In assessing whether each side could charge for the preparation of cross-motions for Attorney’s Fees, the court found that fees on fees are warranted whereas here, “if fees on fees were not granted, then the fee application would eat into the ultimate fee award.” Fees were awarded to both sides for their work up to the date of the in-person hearing where both sides presented their motions, itemized bills, and supplemental briefs to the court.
Finally, the court turned to the taxable costs for both sides. As for Minor, the court reduced the requested costs amount of $26,514.48 to $16,859.63, finding that while counsel could bill for the costs of preparing charts, diagrams, videotapes and other visual aids, they could not include the costs of “renting equipment to present the visual aids.” Christie’s request for costs was reduced from $43,098.20 to $16,640, reflecting a reduction for the preparation of demonstrative graphics.
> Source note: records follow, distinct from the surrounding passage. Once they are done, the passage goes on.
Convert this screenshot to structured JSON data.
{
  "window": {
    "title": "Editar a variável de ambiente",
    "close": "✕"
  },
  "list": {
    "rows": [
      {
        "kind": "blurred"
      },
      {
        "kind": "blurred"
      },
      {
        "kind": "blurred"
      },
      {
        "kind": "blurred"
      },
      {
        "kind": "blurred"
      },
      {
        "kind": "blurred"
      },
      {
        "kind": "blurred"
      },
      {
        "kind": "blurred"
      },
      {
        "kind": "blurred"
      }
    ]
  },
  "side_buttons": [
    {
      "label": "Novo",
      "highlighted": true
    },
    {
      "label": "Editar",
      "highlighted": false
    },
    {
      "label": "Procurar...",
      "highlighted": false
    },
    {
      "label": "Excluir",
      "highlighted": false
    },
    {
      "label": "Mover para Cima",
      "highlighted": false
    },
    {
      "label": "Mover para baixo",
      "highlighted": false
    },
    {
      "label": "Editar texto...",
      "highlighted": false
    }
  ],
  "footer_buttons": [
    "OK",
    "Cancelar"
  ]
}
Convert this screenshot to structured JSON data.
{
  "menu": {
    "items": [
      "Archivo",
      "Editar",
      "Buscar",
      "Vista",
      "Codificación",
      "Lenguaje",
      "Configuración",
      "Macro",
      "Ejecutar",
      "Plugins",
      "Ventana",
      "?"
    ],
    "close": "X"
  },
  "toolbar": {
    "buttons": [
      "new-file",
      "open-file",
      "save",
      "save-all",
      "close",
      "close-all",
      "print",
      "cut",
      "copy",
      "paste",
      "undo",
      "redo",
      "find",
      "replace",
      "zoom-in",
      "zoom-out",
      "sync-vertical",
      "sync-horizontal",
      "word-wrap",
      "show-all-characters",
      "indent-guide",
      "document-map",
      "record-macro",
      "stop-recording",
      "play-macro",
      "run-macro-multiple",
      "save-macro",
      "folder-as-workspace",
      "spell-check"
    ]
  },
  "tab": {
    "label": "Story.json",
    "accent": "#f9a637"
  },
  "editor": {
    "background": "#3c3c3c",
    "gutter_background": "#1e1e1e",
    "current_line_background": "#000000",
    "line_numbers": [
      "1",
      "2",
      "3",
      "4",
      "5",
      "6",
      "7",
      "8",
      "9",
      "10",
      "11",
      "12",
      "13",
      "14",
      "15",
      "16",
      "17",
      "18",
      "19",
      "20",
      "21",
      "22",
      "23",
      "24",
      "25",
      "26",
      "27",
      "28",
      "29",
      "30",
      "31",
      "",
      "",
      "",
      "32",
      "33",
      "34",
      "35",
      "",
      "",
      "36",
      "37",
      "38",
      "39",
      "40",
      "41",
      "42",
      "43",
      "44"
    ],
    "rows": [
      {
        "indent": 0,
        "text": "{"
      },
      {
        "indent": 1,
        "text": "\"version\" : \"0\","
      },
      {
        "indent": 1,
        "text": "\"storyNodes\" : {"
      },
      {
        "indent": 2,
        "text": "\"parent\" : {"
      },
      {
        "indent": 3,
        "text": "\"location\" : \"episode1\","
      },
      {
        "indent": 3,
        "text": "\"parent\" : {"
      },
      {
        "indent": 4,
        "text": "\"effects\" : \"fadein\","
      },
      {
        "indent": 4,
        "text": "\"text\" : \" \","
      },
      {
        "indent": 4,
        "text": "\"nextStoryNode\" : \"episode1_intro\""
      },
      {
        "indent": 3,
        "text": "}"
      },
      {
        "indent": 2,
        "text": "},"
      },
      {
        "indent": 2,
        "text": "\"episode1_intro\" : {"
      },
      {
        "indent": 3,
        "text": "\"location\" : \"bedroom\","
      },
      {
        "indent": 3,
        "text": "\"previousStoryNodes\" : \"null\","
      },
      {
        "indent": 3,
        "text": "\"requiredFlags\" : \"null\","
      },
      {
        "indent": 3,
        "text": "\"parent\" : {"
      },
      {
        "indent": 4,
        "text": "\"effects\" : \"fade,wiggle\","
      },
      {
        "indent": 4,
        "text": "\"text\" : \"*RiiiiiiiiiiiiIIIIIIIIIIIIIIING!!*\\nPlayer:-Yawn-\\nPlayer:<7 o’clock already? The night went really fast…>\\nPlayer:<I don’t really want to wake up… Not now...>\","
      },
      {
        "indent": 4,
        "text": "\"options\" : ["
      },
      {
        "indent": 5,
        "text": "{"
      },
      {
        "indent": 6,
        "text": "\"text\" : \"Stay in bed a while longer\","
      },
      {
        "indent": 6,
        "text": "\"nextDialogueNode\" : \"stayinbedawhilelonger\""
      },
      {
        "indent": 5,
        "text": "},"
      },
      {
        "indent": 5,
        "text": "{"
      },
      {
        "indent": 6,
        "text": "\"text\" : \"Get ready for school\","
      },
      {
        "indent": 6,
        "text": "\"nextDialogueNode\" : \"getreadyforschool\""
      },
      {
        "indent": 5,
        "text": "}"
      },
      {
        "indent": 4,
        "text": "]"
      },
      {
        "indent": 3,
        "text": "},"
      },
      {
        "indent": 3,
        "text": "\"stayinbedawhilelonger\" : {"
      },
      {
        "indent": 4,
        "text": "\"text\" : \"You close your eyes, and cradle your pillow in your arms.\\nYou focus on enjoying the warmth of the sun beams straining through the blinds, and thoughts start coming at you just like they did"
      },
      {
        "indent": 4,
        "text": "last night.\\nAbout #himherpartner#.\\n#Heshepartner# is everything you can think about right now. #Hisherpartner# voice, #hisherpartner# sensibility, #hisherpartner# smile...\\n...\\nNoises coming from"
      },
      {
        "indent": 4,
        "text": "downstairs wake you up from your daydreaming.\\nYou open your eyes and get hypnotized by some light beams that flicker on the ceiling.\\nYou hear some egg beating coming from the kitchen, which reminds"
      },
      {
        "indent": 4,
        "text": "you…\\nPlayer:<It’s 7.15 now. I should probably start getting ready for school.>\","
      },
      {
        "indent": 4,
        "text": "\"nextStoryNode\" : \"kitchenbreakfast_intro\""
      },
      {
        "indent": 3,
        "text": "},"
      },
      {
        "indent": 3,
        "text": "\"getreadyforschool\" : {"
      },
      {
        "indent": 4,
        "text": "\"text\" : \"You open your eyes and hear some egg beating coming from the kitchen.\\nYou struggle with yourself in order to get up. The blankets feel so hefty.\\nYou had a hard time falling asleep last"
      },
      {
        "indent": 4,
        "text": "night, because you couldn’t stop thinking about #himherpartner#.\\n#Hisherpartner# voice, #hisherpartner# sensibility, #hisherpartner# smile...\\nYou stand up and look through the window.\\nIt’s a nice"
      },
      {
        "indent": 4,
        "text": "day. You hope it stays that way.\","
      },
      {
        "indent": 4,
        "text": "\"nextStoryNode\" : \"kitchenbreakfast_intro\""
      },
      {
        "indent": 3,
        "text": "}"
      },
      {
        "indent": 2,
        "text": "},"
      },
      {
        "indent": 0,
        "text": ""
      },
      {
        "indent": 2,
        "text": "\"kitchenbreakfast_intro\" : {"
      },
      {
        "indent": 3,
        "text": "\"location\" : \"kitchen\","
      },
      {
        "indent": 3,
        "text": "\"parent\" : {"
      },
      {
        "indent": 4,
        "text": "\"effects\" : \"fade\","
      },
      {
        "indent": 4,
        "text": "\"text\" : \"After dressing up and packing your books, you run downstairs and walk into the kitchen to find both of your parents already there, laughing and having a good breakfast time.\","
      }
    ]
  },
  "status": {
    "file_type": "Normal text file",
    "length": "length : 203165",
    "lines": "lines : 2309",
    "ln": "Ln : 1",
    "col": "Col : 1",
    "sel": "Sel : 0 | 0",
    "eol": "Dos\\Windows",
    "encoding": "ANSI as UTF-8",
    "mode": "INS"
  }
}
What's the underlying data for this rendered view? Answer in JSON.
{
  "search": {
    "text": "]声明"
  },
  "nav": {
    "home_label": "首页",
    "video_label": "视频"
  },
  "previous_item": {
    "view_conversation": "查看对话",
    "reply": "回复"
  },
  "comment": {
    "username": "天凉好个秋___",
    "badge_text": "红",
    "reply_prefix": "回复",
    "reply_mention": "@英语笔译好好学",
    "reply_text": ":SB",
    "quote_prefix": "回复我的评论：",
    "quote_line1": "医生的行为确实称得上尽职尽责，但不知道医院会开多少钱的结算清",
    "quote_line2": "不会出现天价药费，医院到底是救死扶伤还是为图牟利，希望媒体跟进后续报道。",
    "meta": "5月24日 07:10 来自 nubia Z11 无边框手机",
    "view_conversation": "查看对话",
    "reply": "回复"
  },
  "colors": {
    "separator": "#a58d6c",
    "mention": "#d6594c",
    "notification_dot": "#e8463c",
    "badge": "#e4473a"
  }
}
The court found over 100 hours of billing entries for two trial consultants (billing at rates close to $400/hour) for vague entries such as “preparing graphics” and “preparing demonstratives.” The decision noted that these entries were not only excessive for the task at hand, but also duplicative with two trial consultants working on the same product. The court lowered the hourly rate of the consultants to $200/hour, and allowed only 50% of the total requested hours for this task to be awarded.
Implications for Legal Billing: The analysis of requested attorneys’ fees in this case demonstrates that duplicative work and excessive time spent on routine tasks will generally be disallowed. Where multiple trial consultants or paralegals are working on one task such as organizing exhibits or preparing visuals for aid at trial, a court can use its judgment to lower hourly rates and reduce hours as they find appropriate based on the difficulty of the task and resulting work product. In addition, where multiple associates bill for attending the same trial, especially in instances where paralegals are in attendance for assistance to counsel, the court may exclude those billable hours it finds to be redundant and duplicative.
The court in this decision also discussed on several instances that they would reduce the hourly rate for non-attorney assistance where there was no supporting evidence as to expertise of the individual or value of the work performed. When submitting fee applications, law firms employing consultants and project managers during litigation may be requested to prepare for the court detailed information regarding how these consultants supported general counsel, in order to aid the court in their analysis of the reasonableness of their hourly rates.
* Minor v. Christie’s, Inc., 2011 WL 902235 (N.D. Cal. 2011). Full copies of court decisions may be available through counsel or through various Internet links or paid services.
By Erin L. Sussman